Electrochemistry and electrocatalysis
We are concerned with the efficient generation and use of energy with a minimal environmental impact. Two classes of devices are very important in this regard: fuel cells and rechargeable batteries. Our research group studies the fundamental properties and behavior of electrodes employed in high-performance rechargeable batteries and fuel cells. We synthesize and characterize new electrode materials in order to gain a fundamental understanding of the relationships among atomic and electronic structure, electrochemical performance, and long-term stability. We investigate fundamental means of enhancing material utilization and stability through modifications in the composition and structure of the electrodes, thereby increasing cell specific energy and lifetime.
The performance of electrodes employed in fuel cells that directly oxidize such fuels as methanol and ethanol is typically limited by slow electrochemical kinetics. The goals of our research performed on these electrodes are to synthesize new highly active electrocatalysts and characterize their kinetic and mechanistic behavior. By doing this, we identify electrocatalysts, electrode structures, and electrolyte compositions that lead to improved cell performance and lifetime.

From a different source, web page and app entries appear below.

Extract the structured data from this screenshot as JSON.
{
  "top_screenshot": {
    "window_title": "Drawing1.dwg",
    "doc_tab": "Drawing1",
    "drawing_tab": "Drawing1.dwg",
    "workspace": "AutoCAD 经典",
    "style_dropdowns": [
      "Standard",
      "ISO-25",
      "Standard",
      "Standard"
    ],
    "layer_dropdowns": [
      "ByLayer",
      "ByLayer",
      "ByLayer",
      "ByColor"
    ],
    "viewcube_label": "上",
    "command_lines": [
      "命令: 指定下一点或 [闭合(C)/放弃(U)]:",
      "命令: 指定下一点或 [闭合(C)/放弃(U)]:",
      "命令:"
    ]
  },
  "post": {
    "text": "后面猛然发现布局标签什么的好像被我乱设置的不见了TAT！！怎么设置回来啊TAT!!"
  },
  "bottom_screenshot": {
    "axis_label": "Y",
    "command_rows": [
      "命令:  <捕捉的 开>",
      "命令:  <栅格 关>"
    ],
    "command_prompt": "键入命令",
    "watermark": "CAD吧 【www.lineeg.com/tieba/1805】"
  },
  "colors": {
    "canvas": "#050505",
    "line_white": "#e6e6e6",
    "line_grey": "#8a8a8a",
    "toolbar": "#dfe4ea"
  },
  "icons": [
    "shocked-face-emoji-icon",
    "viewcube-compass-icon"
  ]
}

We rely heavily upon the use of advanced research tools, such as X-ray absorption spectroscopies (XAS) using synchrotron radiation (in collaboration with Prof. S. Cramer of UC Davis), to characterize the atomic and electronic properties of new electrode materials. Nuclear magnetic resonance spectroscopy (NMR) has been extended (in collaboration with Prof. J. Reimer of UCB) to the study of electronically conducting electrode materials. This powerful technique is used for the atomic-level study of electrode materials for both batteries and fuel cells. We have developed the capability of obtaining the NMR spectra in situ of carbon-containing adsorbates in submonolayer coverages on fuel cell electrocatalysts. We have also pioneered the use of photothermal deflection spectroscopy for the in situ characterization of electrochemical systems.

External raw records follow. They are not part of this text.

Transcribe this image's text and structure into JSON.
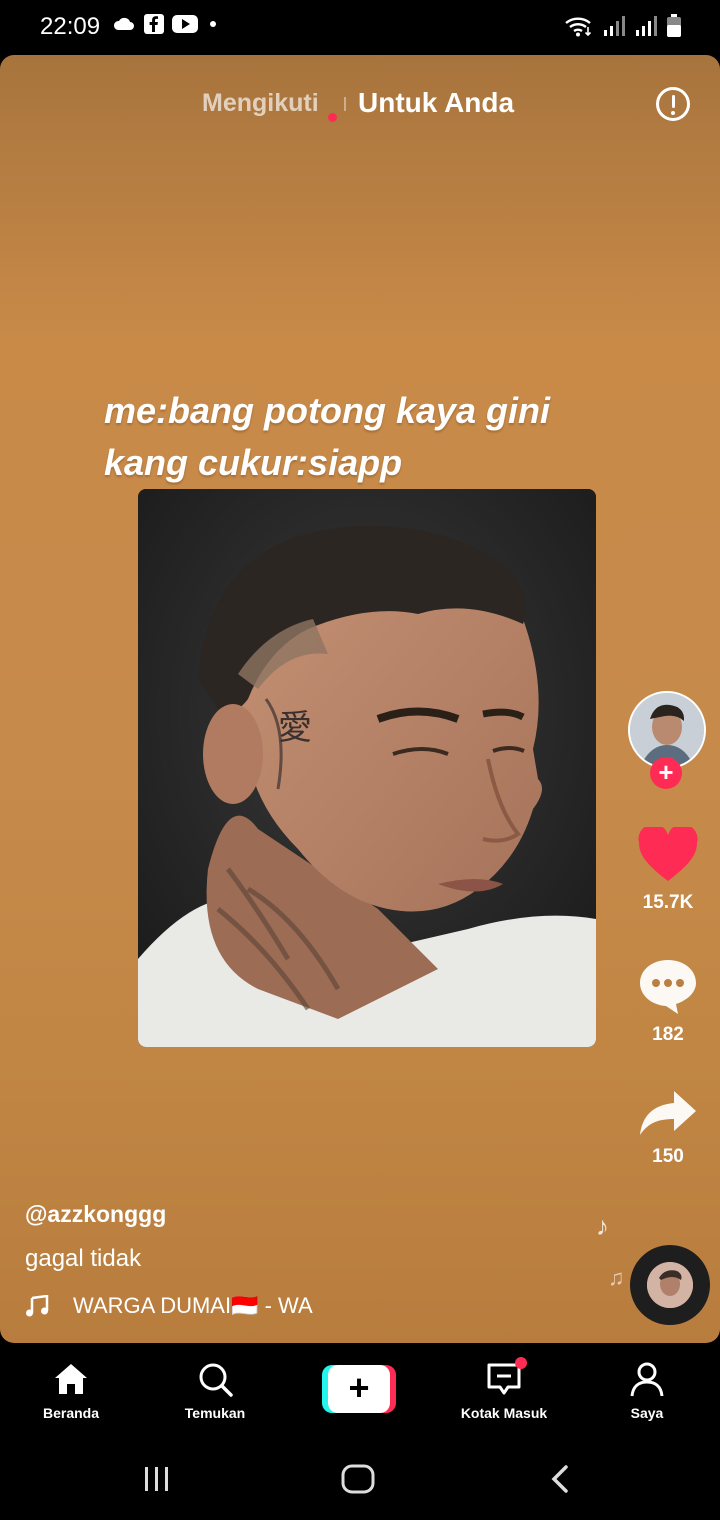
{
  "status_bar": {
    "time": "22:09",
    "left_icons": [
      "cloud-icon",
      "facebook-icon",
      "youtube-icon",
      "dot-icon"
    ],
    "right_icons": [
      "wifi-icon",
      "signal-icon",
      "signal-icon",
      "battery-icon"
    ]
  },
  "top_tabs": {
    "following": "Mengikuti",
    "for_you": "Untuk Anda"
  },
  "overlay_text": {
    "line1": "me:bang potong kaya gini",
    "line2": "kang cukur:siapp"
  },
  "actions": {
    "likes": "15.7K",
    "comments": "182",
    "shares": "150"
  },
  "video_info": {
    "username": "@azzkonggg",
    "caption": "gagal tidak",
    "music": "WARGA DUMAI🇮🇩 - WA"
  },
  "bottom_nav": {
    "items": [
      {
        "label": "Beranda",
        "icon": "home-icon"
      },
      {
        "label": "Temukan",
        "icon": "search-icon"
      },
      {
        "label": "",
        "icon": "plus-icon"
      },
      {
        "label": "Kotak Masuk",
        "icon": "inbox-icon"
      },
      {
        "label": "Saya",
        "icon": "profile-icon"
      }
    ]
  },
  "colors": {
    "accent": "#fe2c55",
    "cyan": "#25f4ee",
    "background_video": "#c68a4b"
  }
}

Professor; Faculty Senior Scientist, LBNL; BS Chemistry, BS Chemical Engineering, Michigan Technological University, 1955; Ph.D. Chemical Engineering, Univ. of California, Berkeley, 1959; Associate Lab Director, Lawrence Berkeley National Lab, 1978-96, Honorary Member, International Society of Electrochemistry (2005-), Melvin Calvin Medal of Distinction, Michigan Technological University, (1998); Craig D. Hollowell Memorial Lecturer, Lawrence Berkeley National Lab, (1996); Michigan Technological University Academy of Sciences and Arts, (1997); Warren McCabe Lecturer, North Carolina State University, (1993); R&D 100 Award (1992); Fellow, The Electrochemical Society (1991-); Case Centennial Scholar Medal & Award, Case-Western Reserve University (1980); Croft Memorial Award, University of Missouri (1979); Fellow, American Institute of Chemists (1970); IR-100 Award (1967); Francis Mills Turner Award, Electrochemical Society (1963); International Society of Electrochemistry (President, 1999-2000); The Electrochemical Society (President, 1989-90); Editor, Electrochimica Acta (1987-2004); Editorial Advisory Board, Current Topics in Electrochemistry 2001- ; New Trends and Approaches in Electrochemical Technology, Editorial Board Member, VCH, 1992-; Research Trends, Current Topics in Electrochemistry, Editorial Advisory Board Member, 1996- ;Editorial Advisory Board, Advances in Electrochemical Science and Engineering, 1988- ; Division Editor, Journal of The Electrochemical Society 1973-1990; President, Berkeley Chapter of Sigma Xi, (2003). Member, various NAS committees.